The tumor-infiltrating lymphocyte therapy LN-145 was found to induce an objective response rate of 21.4% in patients with advanced or metastatic non–small cell lung cancer who had progressed following systemic therapy.
The tumor-infiltrating lymphocyte (TIL) therapy LN-145 was found to induce an objective response rate (ORR) of 21.4% in patients with advanced or metastatic non–small cell lung cancer (NSCLC) who had progressed following systemic therapy, according to data from cohort 3B of the phase 2 IOV-COM-202 basket trial (NCT03645928).1
Historically, ORRs of approximately 20% have been reported with immune checkpoint inhibitors as second-line therapy in patients who were naïve to these agents and who had progressed on first-line chemotherapy, according to Iovance Biotherapeutics, Inc., the drug developer.
Among those who responded to treatment, 1 patient achieved a complete response and 5 experienced partial responses. Notably, 85.7% of patients, including all responders, had previously received at least 2 lines of systemic therapy.2 All patients had previously received a PD-1/PD-L1 therapy, and all responders had previously received chemotherapy.
At a median follow-up of 8.2 months, the median duration of response had not yet been reached (range, 1.2+ to 20.7+). The disease control rate was 64.3% (n = 18/28) following one-time treatment with the TIL therapy.
The company announced plans to present additional findings from cohort 3B at a medical conference in the second half of 2021.
“There remains a very significant unmet need to increase response rates and prolong survival in the second-line NSCLC treatment setting,” Friedrich Graf Finckenstein, MD, chief medical officer of Iovance, stated in a press release. “The initial data for LN-145 in this difficult-to-treat patient population is very promising.”
TIL therapy is derived from a patient’s own immune cells, or lymphocytes, that have come to the tumor site to eliminate the cancer.3 LN-145 is a novel immunotherapy developed from TILs. The therapy is a form of adoptive cell transfer in which TILs harvested from the patient’s tumor tissue are reinvigorated, expanded, and then infused into the patient.4,5
The phase 2 basket trial is enrolling patients who have been diagnosed with histologically confirmed unresectable or metastatic melanoma, recurrent or metastatic head and neck squamous cell carcinoma (HNSCC), recurrent or metastatic NSCLC, or relapsed or refractory NSCLC.

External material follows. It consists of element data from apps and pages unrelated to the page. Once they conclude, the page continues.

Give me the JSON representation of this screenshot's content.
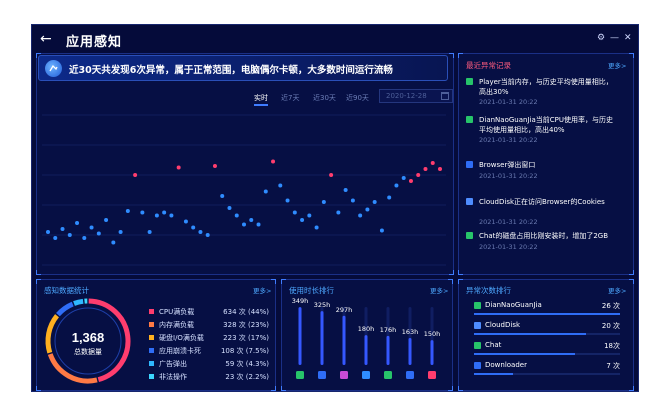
{
  "window": {
    "title": "应用感知",
    "back_label": "←",
    "settings_label": "⚙",
    "minimize_label": "—",
    "close_label": "✕"
  },
  "banner": {
    "text": "近30天共发现6次异常，属于正常范围，电脑偶尔卡顿，大多数时间运行流畅"
  },
  "time_tabs": [
    {
      "label": "实时",
      "active": true
    },
    {
      "label": "近7天",
      "active": false
    },
    {
      "label": "近30天",
      "active": false
    },
    {
      "label": "近90天",
      "active": false
    }
  ],
  "date_picker": {
    "value": "2020-12-28"
  },
  "chart_data": [
    {
      "type": "scatter",
      "title": "",
      "xlabel": "",
      "ylabel": "",
      "ylim": [
        0,
        100
      ],
      "grid": true,
      "normal_color": "#2f8cff",
      "abnormal_color": "#ff3d6e",
      "points": [
        {
          "x": 1,
          "y": 22,
          "abnormal": false
        },
        {
          "x": 2,
          "y": 18,
          "abnormal": false
        },
        {
          "x": 3,
          "y": 24,
          "abnormal": false
        },
        {
          "x": 4,
          "y": 20,
          "abnormal": false
        },
        {
          "x": 5,
          "y": 28,
          "abnormal": false
        },
        {
          "x": 6,
          "y": 18,
          "abnormal": false
        },
        {
          "x": 7,
          "y": 25,
          "abnormal": false
        },
        {
          "x": 8,
          "y": 21,
          "abnormal": false
        },
        {
          "x": 9,
          "y": 30,
          "abnormal": false
        },
        {
          "x": 10,
          "y": 15,
          "abnormal": false
        },
        {
          "x": 11,
          "y": 22,
          "abnormal": false
        },
        {
          "x": 12,
          "y": 36,
          "abnormal": false
        },
        {
          "x": 13,
          "y": 60,
          "abnormal": true
        },
        {
          "x": 14,
          "y": 35,
          "abnormal": false
        },
        {
          "x": 15,
          "y": 22,
          "abnormal": false
        },
        {
          "x": 16,
          "y": 33,
          "abnormal": false
        },
        {
          "x": 17,
          "y": 35,
          "abnormal": false
        },
        {
          "x": 18,
          "y": 33,
          "abnormal": false
        },
        {
          "x": 19,
          "y": 65,
          "abnormal": true
        },
        {
          "x": 20,
          "y": 29,
          "abnormal": false
        },
        {
          "x": 21,
          "y": 25,
          "abnormal": false
        },
        {
          "x": 22,
          "y": 22,
          "abnormal": false
        },
        {
          "x": 23,
          "y": 20,
          "abnormal": false
        },
        {
          "x": 24,
          "y": 66,
          "abnormal": true
        },
        {
          "x": 25,
          "y": 46,
          "abnormal": false
        },
        {
          "x": 26,
          "y": 38,
          "abnormal": false
        },
        {
          "x": 27,
          "y": 33,
          "abnormal": false
        },
        {
          "x": 28,
          "y": 27,
          "abnormal": false
        },
        {
          "x": 29,
          "y": 30,
          "abnormal": false
        },
        {
          "x": 30,
          "y": 27,
          "abnormal": false
        },
        {
          "x": 31,
          "y": 49,
          "abnormal": false
        },
        {
          "x": 32,
          "y": 69,
          "abnormal": true
        },
        {
          "x": 33,
          "y": 53,
          "abnormal": false
        },
        {
          "x": 34,
          "y": 43,
          "abnormal": false
        },
        {
          "x": 35,
          "y": 35,
          "abnormal": false
        },
        {
          "x": 36,
          "y": 30,
          "abnormal": false
        },
        {
          "x": 37,
          "y": 33,
          "abnormal": false
        },
        {
          "x": 38,
          "y": 25,
          "abnormal": false
        },
        {
          "x": 39,
          "y": 42,
          "abnormal": false
        },
        {
          "x": 40,
          "y": 60,
          "abnormal": true
        },
        {
          "x": 41,
          "y": 35,
          "abnormal": false
        },
        {
          "x": 42,
          "y": 50,
          "abnormal": false
        },
        {
          "x": 43,
          "y": 43,
          "abnormal": false
        },
        {
          "x": 44,
          "y": 33,
          "abnormal": false
        },
        {
          "x": 45,
          "y": 37,
          "abnormal": false
        },
        {
          "x": 46,
          "y": 42,
          "abnormal": false
        },
        {
          "x": 47,
          "y": 23,
          "abnormal": false
        },
        {
          "x": 48,
          "y": 45,
          "abnormal": false
        },
        {
          "x": 49,
          "y": 53,
          "abnormal": false
        },
        {
          "x": 50,
          "y": 58,
          "abnormal": false
        },
        {
          "x": 51,
          "y": 56,
          "abnormal": true
        },
        {
          "x": 52,
          "y": 60,
          "abnormal": true
        },
        {
          "x": 53,
          "y": 64,
          "abnormal": true
        },
        {
          "x": 54,
          "y": 68,
          "abnormal": true
        },
        {
          "x": 55,
          "y": 64,
          "abnormal": true
        }
      ]
    },
    {
      "type": "pie",
      "title": "感知数据统计",
      "center_value": "1,368",
      "center_label": "总数据量",
      "slices": [
        {
          "name": "CPU满负载",
          "value": 634,
          "label": "634 次 (44%)",
          "color": "#ff3d6e"
        },
        {
          "name": "内存满负载",
          "value": 328,
          "label": "328 次 (23%)",
          "color": "#ff7a45"
        },
        {
          "name": "硬盘I/O满负载",
          "value": 223,
          "label": "223 次 (17%)",
          "color": "#ffb020"
        },
        {
          "name": "应用崩溃卡死",
          "value": 108,
          "label": "108 次 (7.5%)",
          "color": "#2f6df6"
        },
        {
          "name": "广告弹出",
          "value": 59,
          "label": "59 次 (4.3%)",
          "color": "#2fb8ff"
        },
        {
          "name": "非法操作",
          "value": 23,
          "label": "23 次 (2.2%)",
          "color": "#3cd6ff"
        }
      ]
    },
    {
      "type": "bar",
      "title": "使用时长排行",
      "ylim": [
        0,
        350
      ],
      "categories": [
        "wechat",
        "360",
        "game",
        "cloud",
        "green",
        "download",
        "red"
      ],
      "values": [
        349,
        325,
        297,
        180,
        176,
        163,
        150
      ],
      "labels": [
        "349h",
        "325h",
        "297h",
        "180h",
        "176h",
        "163h",
        "150h"
      ],
      "icon_colors": [
        "#27c46a",
        "#2f6df6",
        "#c84bd6",
        "#2f8cff",
        "#27c46a",
        "#2f6df6",
        "#ff3d6e"
      ]
    }
  ],
  "more_label": "更多>",
  "records": {
    "title": "最近异常记录",
    "items": [
      {
        "text": "Player当前内存，与历史平均使用量相比，高出30%",
        "time": "2021-01-31 20:22",
        "icon": "green-app-icon",
        "color": "#27c46a"
      },
      {
        "text": "DianNaoGuanJia当前CPU使用率，与历史平均使用量相比，高出40%",
        "time": "2021-01-31 20:22",
        "icon": "green-app-icon",
        "color": "#27c46a"
      },
      {
        "text": "Browser弹出窗口",
        "time": "2021-01-31 20:22",
        "icon": "blue-app-icon",
        "color": "#2f6df6"
      },
      {
        "text": "CloudDisk正在访问Browser的Cookies",
        "time": "2021-01-31 20:22",
        "icon": "cloud-app-icon",
        "color": "#4f8dff"
      },
      {
        "text": "Chat的磁盘占用比刚安装时，增加了2GB",
        "time": "2021-01-31 20:22",
        "icon": "chat-app-icon",
        "color": "#27c46a"
      }
    ]
  },
  "anomaly_ranking": {
    "title": "异常次数排行",
    "items": [
      {
        "name": "DianNaoGuanJia",
        "count": "26 次",
        "value": 26,
        "color": "#27c46a"
      },
      {
        "name": "CloudDisk",
        "count": "20 次",
        "value": 20,
        "color": "#4f8dff"
      },
      {
        "name": "Chat",
        "count": "18次",
        "value": 18,
        "color": "#27c46a"
      },
      {
        "name": "Downloader",
        "count": "7 次",
        "value": 7,
        "color": "#2f6df6"
      }
    ]
  }
}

Beyond the examination of LN-145 monotherapy in patients with NSCLC who have received prior systemic therapy, including checkpoint inhibitors and TKIs, the trial is also looking at the following cohorts:
The overall objective of the research is to examine whether investigational TIL therapy is safe and effective in the treatment of several solid tumors and patient populations. Other goals include determining whether TIL therapy alone or plus pembrolizumab or ipilimumab/nivolumab is safe; whether TIL therapy monotherapy or plus pembrolizumab or ipilimumab/nivolumab can result in tumor reduction; and whether TIL monotherapy or plus pembrolizumab or ipilimumab/nivolumab can prolong life without worsening of disease, among others.
The safety profile of the approach was found to be consistent with the underlying disease and known toxicity profiles of non-myeloablative lymphodepletion and interleukin-2.
Additionally, the phase 2 IOV-LUN-202 trial (NCT04614103) is examining LN-145 in the second-line treatment of patients with metastatic NSCLC who have progressed on 1 previous immune checkpoint inhibitor and chemotherapy; the first patient has been dosed with treatment.
“We are excited to share our initial results for LN-145 in NSCLC, a new potential indication for Iovance TIL cell therapy, which show positive outcomes in patients with high unmet medical need,” Finckenstein added in the release. “We see a substantial opportunity to advance LN-145 in the post–immune checkpoint inhibitor setting for patients with lung cancer.”